Two years ago Haydn Porteous, then a promising 19-year-old, made double bogey on the 17th hole at Lost City Golf Course and gave up his lead at the Sun City Challenge. He lost by one stroke to Dean Burmester.
This week the Sunshine Tour returns to the North West Province, but Porteous won’t be there. Instead, he’ll compete at the Paul Lawrie Match Play, under the category of European Tour winner.
The local circuit doesn’t always teach future stars how to win, but it does show them what it takes to succeed as a professional.
There are thousands of scratch handicappers in South Africa and each year hundreds of them go to Bloemfontein to get their tour card at qualifying school. 30 players make it, and so begins the grind.
None of those golfers are ordinary. They were the cream of the sporting crop at school, top competitors who were ooh-ed and ah-ed from a young age. Becoming average is tough for them, and most go through that transition while playing their rookie season.

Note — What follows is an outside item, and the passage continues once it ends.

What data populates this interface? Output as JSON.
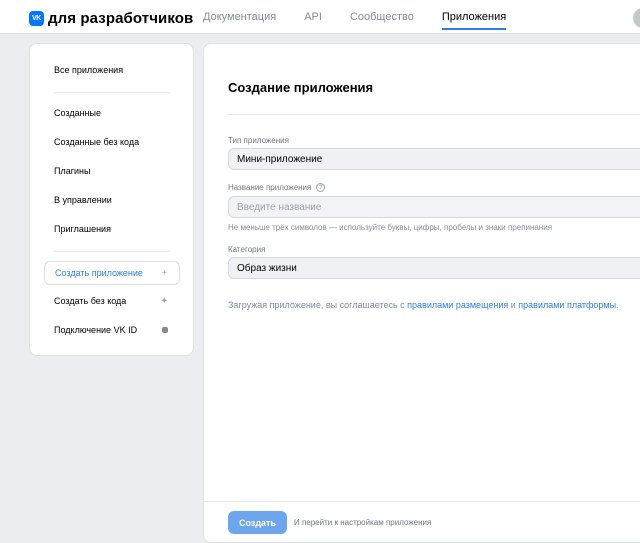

Hard work and more hard work are the decisive factors in professional golf. Compleat Golfer’s past editor, Brendan Barrett, tells a story of playing at Royal Portrush when it was pouring with rain. He went for a brief warmup and found a lone figure on the end of the range. It was Darren Clarke hitting punch shots into the breeze. One of golf’s most jovial characters was grinding in unimaginable conditions, because that’s what professionals do.
Starry-eyed youths, who believe they could be the next Tiger Woods, encounter a steep learning curve when they get on tour, but the smart ones take notes and get better.
Campaigning on the Sunshine Tour is a no-brainer for South African hopefuls. Charl Schwartzel, Louis Oosthuizen, and Branden Grace all served their time and the tour’s catch phrase ‘It begins here’ is a true reflection of what’s on offer. It’s a route to the big time.
Earlier this year Porteous, on his way to victory at the Joburg Open, made par at the 17th hole of Royal Johannesburg & Kensington Golf Club. He’d learnt his lesson in 2014 and wasn’t going to be runner-up again.
Players are unlikely to make global headlines at the Sun City Challenge this week, but a handful of them will compete on the international stage in years to come. One of their greatest weapons will be experience.